Despite efforts by the United States to secure Russian supplies of uranium and plutonium since the collapse of the Soviet Union, there are still persistent reports of material being offered for sale, together with the expertise of former Warsaw Pact nuclear scientists. "The evidence suggests that the potential supply is greater than the demand of terrorist groups or countries," says Barnaby.
He quotes Luis Alvarez, a leading American nuclear-weapons physicist who says that a "high-yield" explosion could be achieved by simply dropping one half of the material on to the other half, the "gun-type weapon" used in Little Boy, the bomb dropped on Hiroshima. Alvarez adds: "Most people seem unaware that if highly enriched uranium is at hand, it's a trivial job to set off a nuclear explosion - even a high-school kid could make a bomb in short order."
Barnaby describes the process, with chilling precision, thus: "Such a primitive gun-type weapon could use a thick-walled cylindrical 'barrel' with an inner diameter of about 8cm and a length of about 50cm. A cylindrical mass of highly enriched uranium... weighing about 15kg, would be placed at the top of the barrel. The larger mass of uranium, weighing about 40kg would be placed at the bottom of the barrel. This mass would have hollowed out of it a cylinder of the same size as the smaller uranium mass.

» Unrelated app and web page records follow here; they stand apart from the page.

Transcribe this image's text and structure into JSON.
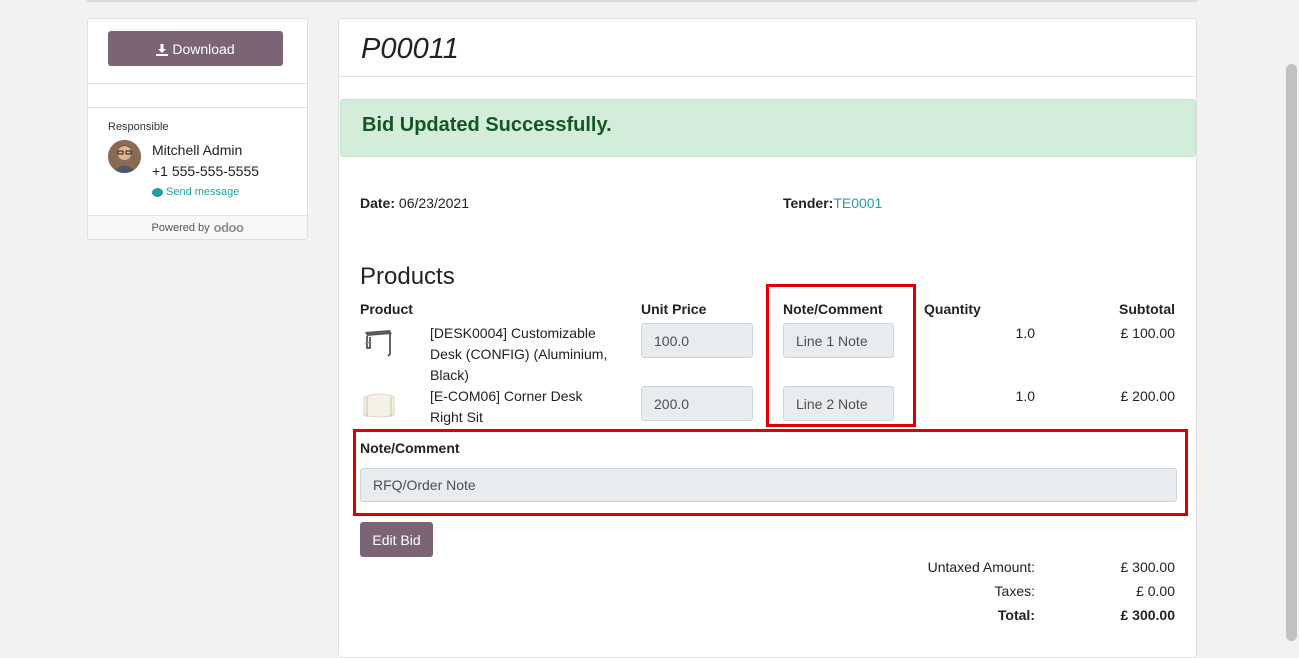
{
  "sidebar": {
    "download_label": "Download",
    "responsible_label": "Responsible",
    "responsible_name": "Mitchell Admin",
    "responsible_phone": "+1 555-555-5555",
    "send_message_label": "Send message",
    "powered_by_label": "Powered by",
    "odoo_logo_text": "odoo"
  },
  "order": {
    "title": "P00011",
    "alert_text": "Bid Updated Successfully.",
    "date_label": "Date:",
    "date_value": "06/23/2021",
    "tender_label": "Tender:",
    "tender_value": "TE0001"
  },
  "products": {
    "heading": "Products",
    "headers": {
      "product": "Product",
      "unit_price": "Unit Price",
      "note": "Note/Comment",
      "quantity": "Quantity",
      "subtotal": "Subtotal"
    },
    "rows": [
      {
        "name": "[DESK0004] Customizable Desk (CONFIG) (Aluminium, Black)",
        "unit_price": "100.0",
        "note": "Line 1 Note",
        "quantity": "1.0",
        "subtotal": "£ 100.00"
      },
      {
        "name": "[E-COM06] Corner Desk Right Sit",
        "unit_price": "200.0",
        "note": "Line 2 Note",
        "quantity": "1.0",
        "subtotal": "£ 200.00"
      }
    ]
  },
  "note_section": {
    "label": "Note/Comment",
    "value": "RFQ/Order Note"
  },
  "edit_label": "Edit Bid",
  "totals": {
    "untaxed_label": "Untaxed Amount:",
    "untaxed_value": "£ 300.00",
    "taxes_label": "Taxes:",
    "taxes_value": "£ 0.00",
    "total_label": "Total:",
    "total_value": "£ 300.00"
  },
  "colors": {
    "primary_button": "#7c6477",
    "link": "#22a0a0",
    "alert_bg": "#d4edda",
    "alert_text": "#155724",
    "highlight": "#e00000"
  }
}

"A high-explosive charge would be placed at the top of the barrel, behind the smaller mass of uranium. This charge could be fired from a distance by a remote-control device operated by an electronic signal. When the two masses of uranium are brought together, the total mass becomes greater than critical, and a nuclear explosion takes place."
The total size of such a device, he says, is likely to be no more than about 1m, about 25cm in diameter, and weigh about 300kg. "It could be transported by, and detonated in, an ordinary van." Which is, in fact, roughly what you see in the TV series 24, for which Barnaby was consulted by the producers.
But that's about as close as Barnaby gets to describing the method. Those keen to know more, he says, should bear in mind that a lot of the material on nuclear bomb-making on the internet is either inaccurate or insufficiently precise. Determined bomb-makers should turn to the specialist scientific journals, he suggests.
Frank Barnaby has not been watching 24, in which, of course, the hero ensures that the fictional nuclear bomb is located and transported, in the nick of time, to the Nevada desert, where it explodes harmlessly, but still terrifyingly.
Somehow, one feels that he doesn't need to.Reuse content